She loved water. Not me. No, wait - that didn't come out right.
The NY Times provides a summary of a recent paper that treats of what you might be tempted to call the “philosophy of cancer”, by which I mean the nature of such aberrations as viewed in light of evolution. All that sounds thick and stifling, but that would be an unfair assessment of this short article. You should read it.
The gist, honestly (but perhaps erroneously, in part) summarized
Multicellularity (as in us, fruit flies and grapefruit) has evolved from single-cellularity at least seven times – mostly in braches of life I have never heard of before. It evolves because it offers certain survival benefits. However, multicellularity require sacrifice – cells must give up their absolute freedom to behave as they see fit, and instead assume certain definite roles and functions. What we call cancer is simply one way to describe the result when a cell rebels against these restrictions and begins to do what IT wants to do, rather than what the ORGANISM requires. The organism has devised many ways to snuff out such a rebellious cell, but sometimes they fail. And that’s about it.
I have pondered these concepts for, oh, easily 30 minutes, and I am somewhat puzzled. Evolution is largely based on natural selection: everything else equal, that unit prospers that is most aptly suited to its environment. The key is survival. The authors of this article (web address given below) regard the success of a tumor as a benefit to survival – of the tumor. However, in the end the organism dies, and so does the tumor. Rotten kind of “success”, I would say.
Here is the original article. I am going to study it and see if deeper understanding evolves.
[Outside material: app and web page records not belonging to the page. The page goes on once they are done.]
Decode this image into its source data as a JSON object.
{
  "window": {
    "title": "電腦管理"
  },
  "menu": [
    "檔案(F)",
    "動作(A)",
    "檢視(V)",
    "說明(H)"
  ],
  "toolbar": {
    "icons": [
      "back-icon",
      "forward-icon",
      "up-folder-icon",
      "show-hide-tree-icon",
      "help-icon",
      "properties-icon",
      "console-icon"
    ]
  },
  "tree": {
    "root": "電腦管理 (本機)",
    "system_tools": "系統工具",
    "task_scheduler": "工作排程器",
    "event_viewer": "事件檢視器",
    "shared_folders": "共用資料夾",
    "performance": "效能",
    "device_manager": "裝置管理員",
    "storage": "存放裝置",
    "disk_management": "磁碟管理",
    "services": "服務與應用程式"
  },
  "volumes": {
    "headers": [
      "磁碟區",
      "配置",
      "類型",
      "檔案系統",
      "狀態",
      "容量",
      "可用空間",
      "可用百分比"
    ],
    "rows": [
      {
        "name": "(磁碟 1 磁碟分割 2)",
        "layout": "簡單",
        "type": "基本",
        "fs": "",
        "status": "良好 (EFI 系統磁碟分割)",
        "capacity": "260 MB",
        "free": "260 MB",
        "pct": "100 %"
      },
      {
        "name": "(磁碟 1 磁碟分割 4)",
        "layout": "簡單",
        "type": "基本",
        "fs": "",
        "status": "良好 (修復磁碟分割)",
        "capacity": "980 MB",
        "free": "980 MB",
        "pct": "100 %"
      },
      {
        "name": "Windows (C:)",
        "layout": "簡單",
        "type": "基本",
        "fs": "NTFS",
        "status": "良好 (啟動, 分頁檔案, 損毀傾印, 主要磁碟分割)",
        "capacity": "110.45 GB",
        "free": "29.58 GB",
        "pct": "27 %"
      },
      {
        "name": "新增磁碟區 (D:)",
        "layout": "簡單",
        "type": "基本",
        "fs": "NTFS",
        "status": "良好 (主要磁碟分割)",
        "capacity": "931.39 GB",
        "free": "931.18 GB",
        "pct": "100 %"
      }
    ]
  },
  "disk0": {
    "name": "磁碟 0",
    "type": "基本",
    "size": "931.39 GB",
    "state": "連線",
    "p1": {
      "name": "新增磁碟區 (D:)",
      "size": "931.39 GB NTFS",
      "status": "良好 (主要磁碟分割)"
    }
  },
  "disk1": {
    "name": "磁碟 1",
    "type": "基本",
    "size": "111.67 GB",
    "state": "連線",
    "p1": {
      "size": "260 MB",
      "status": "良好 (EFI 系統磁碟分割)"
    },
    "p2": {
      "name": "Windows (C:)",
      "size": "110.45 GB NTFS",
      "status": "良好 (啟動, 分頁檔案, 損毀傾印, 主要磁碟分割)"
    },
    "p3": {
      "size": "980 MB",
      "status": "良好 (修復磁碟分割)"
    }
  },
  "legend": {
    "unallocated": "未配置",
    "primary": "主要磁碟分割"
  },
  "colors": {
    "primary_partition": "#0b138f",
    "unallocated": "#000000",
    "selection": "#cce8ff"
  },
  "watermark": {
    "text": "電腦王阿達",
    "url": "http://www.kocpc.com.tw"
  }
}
However, my great grandkids are visting (with their mothers, of course), so I have better things to do right now.